— Goal of the exercise —
Using the data below, copy every line that contains the word "учётом".

Source data Start Marker

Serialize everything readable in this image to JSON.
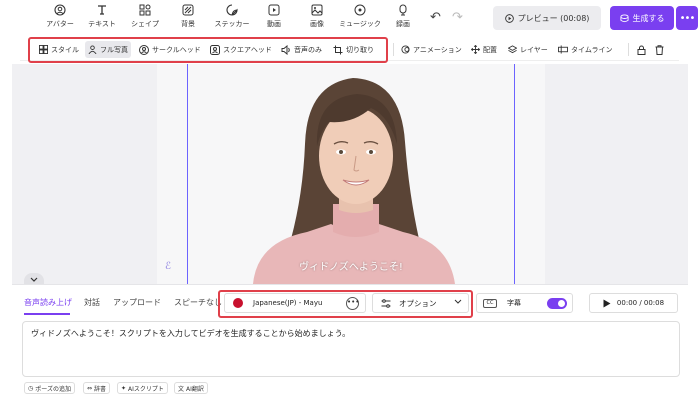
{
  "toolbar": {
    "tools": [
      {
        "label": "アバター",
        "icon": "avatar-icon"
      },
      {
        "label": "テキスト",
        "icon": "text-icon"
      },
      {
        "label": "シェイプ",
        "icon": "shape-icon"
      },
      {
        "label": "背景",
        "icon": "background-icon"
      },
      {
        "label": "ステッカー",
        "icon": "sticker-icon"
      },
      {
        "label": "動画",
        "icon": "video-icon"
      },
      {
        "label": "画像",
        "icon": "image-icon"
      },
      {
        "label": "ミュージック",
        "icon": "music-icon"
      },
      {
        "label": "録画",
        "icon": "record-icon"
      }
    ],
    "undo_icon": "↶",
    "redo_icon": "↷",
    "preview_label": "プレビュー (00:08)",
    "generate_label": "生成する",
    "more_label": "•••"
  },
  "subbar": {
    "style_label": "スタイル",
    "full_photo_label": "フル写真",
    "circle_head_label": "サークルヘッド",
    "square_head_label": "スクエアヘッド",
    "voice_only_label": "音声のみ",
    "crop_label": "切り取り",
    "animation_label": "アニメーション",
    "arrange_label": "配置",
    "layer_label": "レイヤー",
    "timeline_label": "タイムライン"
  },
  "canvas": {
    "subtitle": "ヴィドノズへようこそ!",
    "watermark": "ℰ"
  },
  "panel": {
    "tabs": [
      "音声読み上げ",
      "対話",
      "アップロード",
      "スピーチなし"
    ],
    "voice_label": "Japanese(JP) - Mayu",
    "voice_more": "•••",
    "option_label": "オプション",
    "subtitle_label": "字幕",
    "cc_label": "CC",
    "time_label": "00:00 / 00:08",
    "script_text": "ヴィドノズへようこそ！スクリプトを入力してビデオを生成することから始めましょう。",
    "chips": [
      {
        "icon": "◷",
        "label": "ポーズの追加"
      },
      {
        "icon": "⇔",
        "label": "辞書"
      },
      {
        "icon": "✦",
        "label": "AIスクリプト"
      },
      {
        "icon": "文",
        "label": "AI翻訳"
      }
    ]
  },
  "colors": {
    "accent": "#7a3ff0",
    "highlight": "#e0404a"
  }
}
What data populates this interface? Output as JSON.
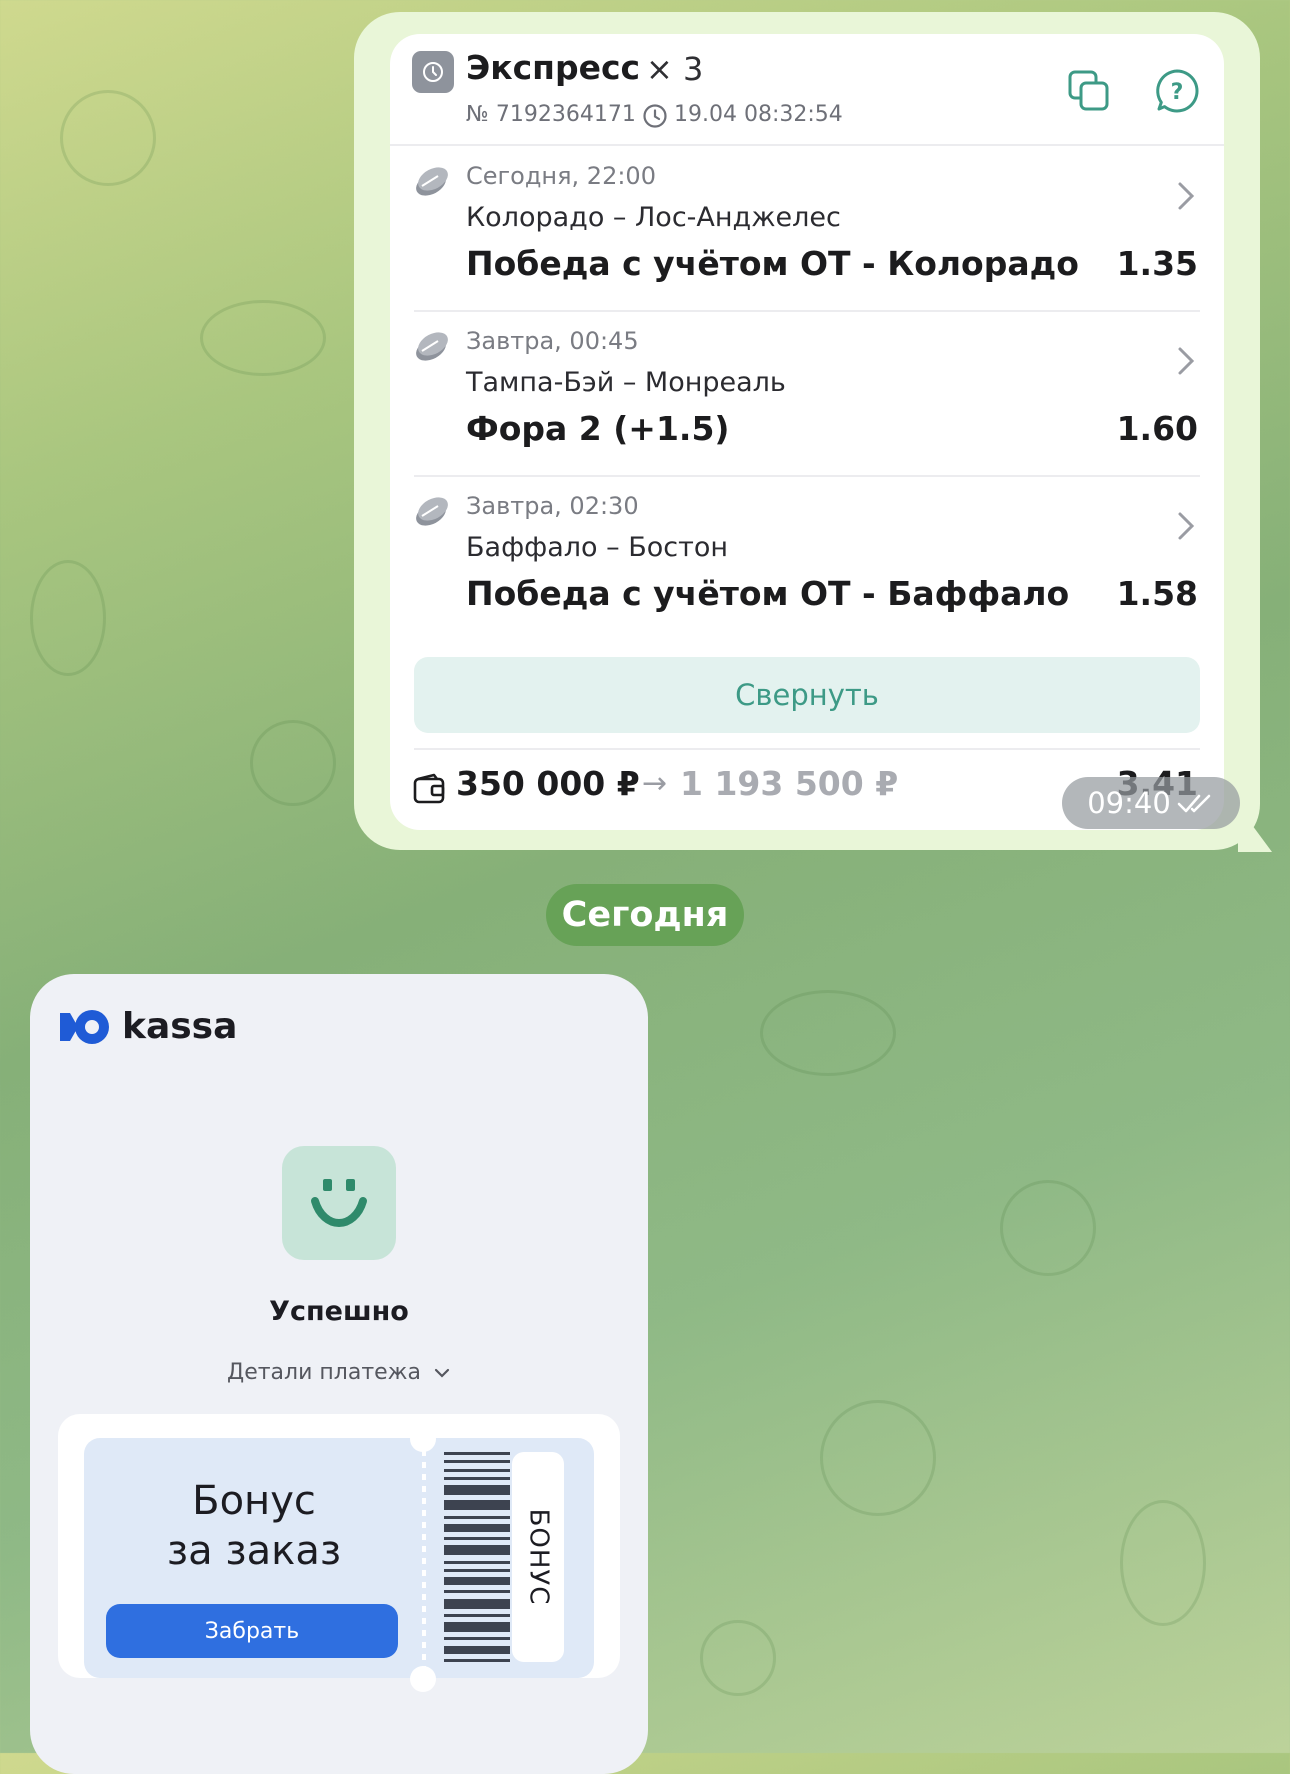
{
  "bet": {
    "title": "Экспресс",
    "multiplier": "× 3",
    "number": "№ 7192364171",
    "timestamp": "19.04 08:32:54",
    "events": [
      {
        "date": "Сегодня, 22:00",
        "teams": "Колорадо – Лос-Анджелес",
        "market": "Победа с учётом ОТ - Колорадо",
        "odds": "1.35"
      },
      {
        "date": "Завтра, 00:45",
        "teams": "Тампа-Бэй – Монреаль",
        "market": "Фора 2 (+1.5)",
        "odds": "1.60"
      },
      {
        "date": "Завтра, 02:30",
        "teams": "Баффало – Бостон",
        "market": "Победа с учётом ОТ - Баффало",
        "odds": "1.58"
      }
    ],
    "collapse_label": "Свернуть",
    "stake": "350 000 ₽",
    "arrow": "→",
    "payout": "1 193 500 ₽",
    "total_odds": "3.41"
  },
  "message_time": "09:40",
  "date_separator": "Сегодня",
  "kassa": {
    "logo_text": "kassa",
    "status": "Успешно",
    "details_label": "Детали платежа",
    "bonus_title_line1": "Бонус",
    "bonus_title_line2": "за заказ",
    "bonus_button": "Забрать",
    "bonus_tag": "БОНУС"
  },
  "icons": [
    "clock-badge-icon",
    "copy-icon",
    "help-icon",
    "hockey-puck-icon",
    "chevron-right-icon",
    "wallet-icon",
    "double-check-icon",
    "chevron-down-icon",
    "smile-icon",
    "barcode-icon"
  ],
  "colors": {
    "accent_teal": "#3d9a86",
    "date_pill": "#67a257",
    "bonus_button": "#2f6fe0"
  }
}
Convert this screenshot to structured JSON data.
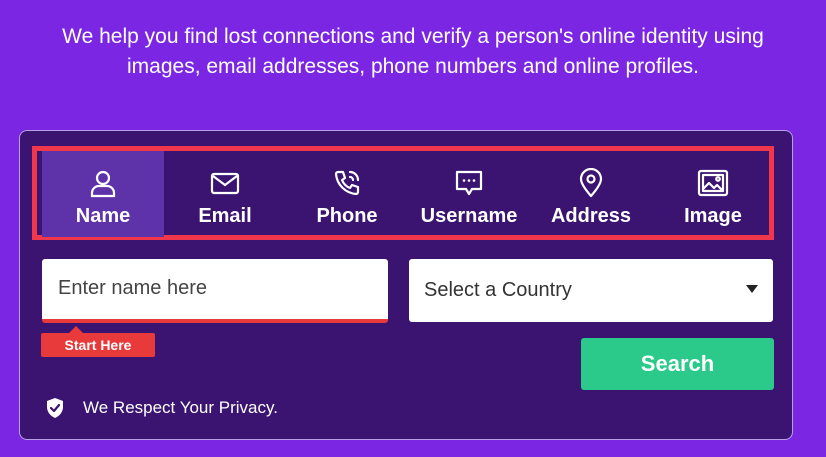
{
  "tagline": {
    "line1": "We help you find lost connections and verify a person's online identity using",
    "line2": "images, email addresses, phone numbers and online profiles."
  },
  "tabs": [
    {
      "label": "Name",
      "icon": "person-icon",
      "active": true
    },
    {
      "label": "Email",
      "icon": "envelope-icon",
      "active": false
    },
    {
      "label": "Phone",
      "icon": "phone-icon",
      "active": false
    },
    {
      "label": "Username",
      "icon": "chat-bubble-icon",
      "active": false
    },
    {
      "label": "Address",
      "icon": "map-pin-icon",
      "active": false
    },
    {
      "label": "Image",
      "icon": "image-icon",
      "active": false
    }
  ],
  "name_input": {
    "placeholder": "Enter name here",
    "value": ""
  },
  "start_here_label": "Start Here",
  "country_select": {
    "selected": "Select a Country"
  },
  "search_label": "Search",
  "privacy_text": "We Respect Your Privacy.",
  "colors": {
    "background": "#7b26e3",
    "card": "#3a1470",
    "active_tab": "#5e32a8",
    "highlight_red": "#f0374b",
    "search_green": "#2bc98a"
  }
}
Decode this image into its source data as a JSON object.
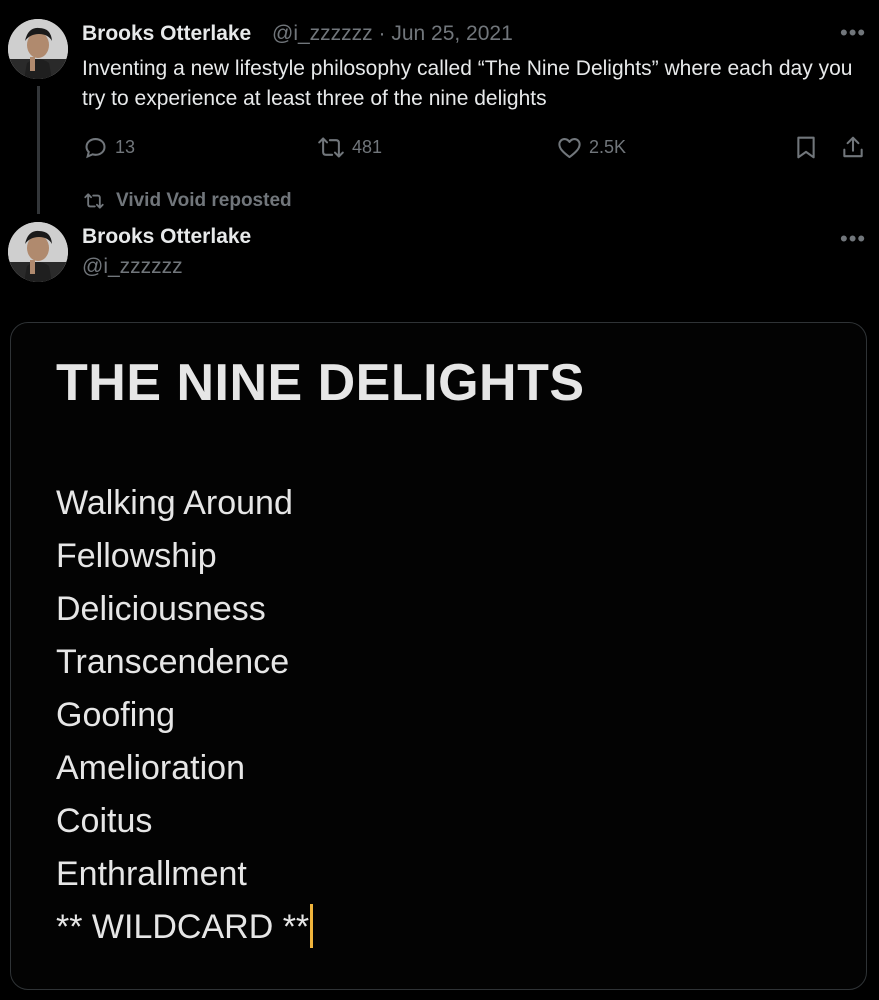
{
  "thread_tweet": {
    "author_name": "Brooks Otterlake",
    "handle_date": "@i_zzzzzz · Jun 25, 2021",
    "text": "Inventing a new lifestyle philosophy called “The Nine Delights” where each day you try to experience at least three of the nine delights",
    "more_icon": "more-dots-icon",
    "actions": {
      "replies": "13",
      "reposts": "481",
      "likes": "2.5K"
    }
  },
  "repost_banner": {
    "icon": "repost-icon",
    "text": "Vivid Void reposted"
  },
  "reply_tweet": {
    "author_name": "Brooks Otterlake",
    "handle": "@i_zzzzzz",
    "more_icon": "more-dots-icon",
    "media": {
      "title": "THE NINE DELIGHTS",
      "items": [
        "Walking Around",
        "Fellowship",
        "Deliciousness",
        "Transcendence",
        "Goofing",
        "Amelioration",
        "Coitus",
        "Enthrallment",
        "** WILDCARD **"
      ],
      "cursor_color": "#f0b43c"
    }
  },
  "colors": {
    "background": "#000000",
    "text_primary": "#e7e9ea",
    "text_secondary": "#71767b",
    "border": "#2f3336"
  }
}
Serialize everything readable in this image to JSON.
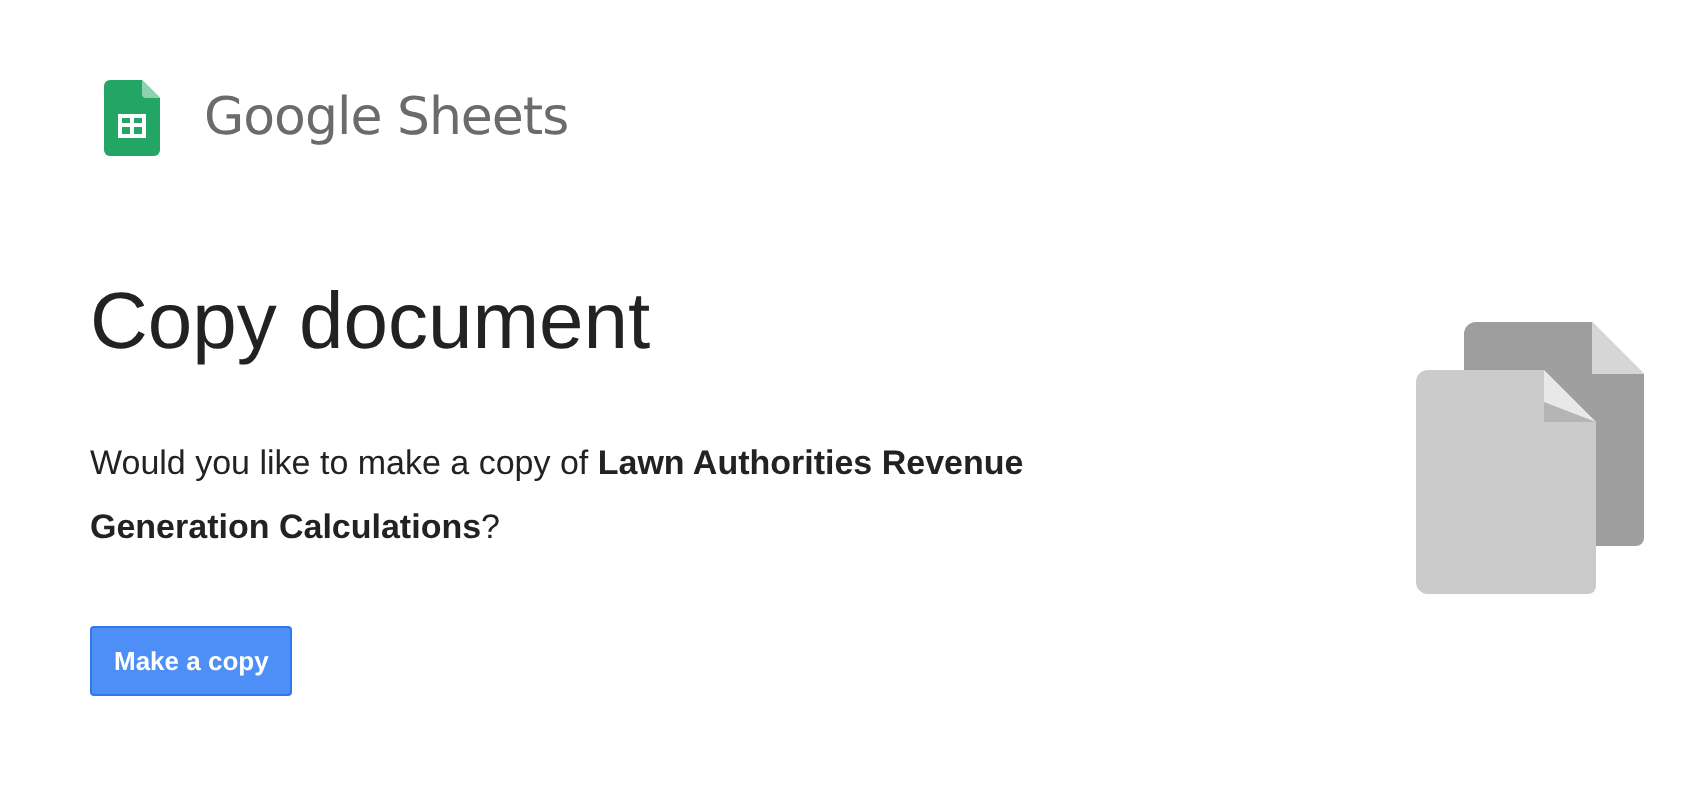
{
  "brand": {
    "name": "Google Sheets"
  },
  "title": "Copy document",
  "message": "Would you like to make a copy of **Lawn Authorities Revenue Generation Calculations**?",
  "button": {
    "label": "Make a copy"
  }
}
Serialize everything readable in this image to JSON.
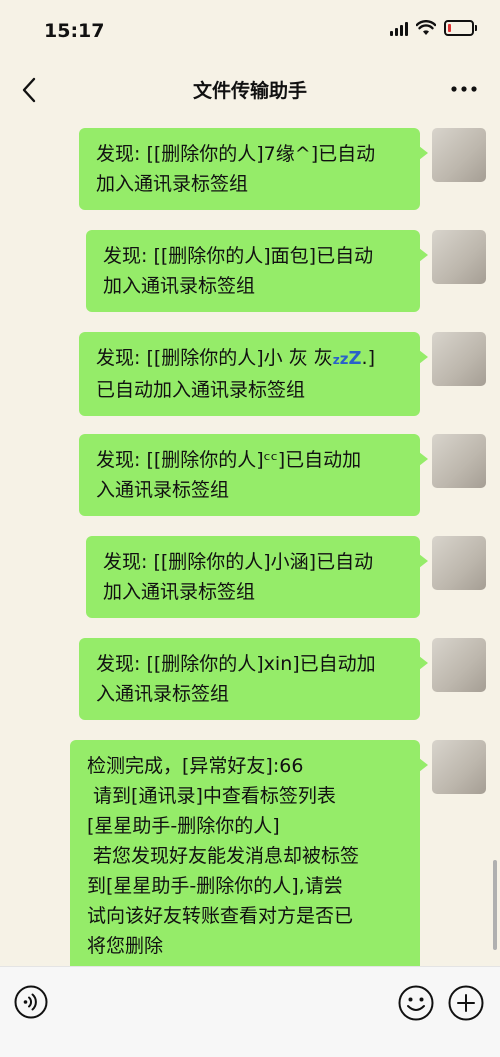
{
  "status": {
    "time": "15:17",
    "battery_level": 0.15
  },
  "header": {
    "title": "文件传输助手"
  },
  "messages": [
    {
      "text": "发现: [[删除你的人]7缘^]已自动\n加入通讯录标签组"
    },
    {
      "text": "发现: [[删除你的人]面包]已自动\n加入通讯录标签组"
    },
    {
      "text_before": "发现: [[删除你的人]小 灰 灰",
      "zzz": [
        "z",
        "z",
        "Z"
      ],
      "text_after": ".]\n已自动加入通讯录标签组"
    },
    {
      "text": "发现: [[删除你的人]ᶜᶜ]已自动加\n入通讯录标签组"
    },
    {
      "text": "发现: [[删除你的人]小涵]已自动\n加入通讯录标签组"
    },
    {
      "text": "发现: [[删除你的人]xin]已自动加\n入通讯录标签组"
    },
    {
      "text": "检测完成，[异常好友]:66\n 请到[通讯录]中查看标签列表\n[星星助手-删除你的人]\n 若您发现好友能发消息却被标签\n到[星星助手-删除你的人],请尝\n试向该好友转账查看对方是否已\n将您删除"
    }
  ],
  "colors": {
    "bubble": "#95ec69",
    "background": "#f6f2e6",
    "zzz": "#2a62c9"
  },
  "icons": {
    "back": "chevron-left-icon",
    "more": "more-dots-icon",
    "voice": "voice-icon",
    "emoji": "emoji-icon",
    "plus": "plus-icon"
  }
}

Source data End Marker

— Output of the task —
        "market": "Победа с учётом ОТ - Колорадо",
        "market": "Победа с учётом ОТ - Баффало",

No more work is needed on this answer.